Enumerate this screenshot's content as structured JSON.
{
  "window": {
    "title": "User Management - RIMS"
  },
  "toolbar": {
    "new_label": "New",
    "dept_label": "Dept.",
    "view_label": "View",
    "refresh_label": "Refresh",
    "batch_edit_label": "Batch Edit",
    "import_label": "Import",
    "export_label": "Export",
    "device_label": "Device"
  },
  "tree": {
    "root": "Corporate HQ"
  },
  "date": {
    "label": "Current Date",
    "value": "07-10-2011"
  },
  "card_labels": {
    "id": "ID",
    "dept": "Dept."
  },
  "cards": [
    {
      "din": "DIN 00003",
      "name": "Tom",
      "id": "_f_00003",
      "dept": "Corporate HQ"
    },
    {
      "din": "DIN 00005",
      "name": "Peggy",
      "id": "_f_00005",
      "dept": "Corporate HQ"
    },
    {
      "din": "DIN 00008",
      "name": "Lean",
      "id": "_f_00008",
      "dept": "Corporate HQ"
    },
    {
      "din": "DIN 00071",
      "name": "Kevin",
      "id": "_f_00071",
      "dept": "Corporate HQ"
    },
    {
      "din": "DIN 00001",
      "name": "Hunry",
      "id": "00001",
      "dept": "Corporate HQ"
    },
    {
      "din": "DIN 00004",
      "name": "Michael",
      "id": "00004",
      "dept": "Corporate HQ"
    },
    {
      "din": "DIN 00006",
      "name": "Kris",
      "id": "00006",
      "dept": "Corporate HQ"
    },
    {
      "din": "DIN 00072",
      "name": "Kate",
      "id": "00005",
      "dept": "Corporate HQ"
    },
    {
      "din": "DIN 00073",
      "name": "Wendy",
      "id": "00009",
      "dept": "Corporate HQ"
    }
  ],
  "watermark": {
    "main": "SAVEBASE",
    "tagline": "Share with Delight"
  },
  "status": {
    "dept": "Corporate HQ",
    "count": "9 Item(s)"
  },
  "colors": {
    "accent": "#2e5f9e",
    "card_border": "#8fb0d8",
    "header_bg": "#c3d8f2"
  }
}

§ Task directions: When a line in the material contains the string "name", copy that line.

§ Answer section:
      "name": "Tom",
      "name": "Peggy",
      "name": "Lean",
      "name": "Kevin",
      "name": "Hunry",
      "name": "Michael",
      "name": "Kris",
      "name": "Kate",
      "name": "Wendy",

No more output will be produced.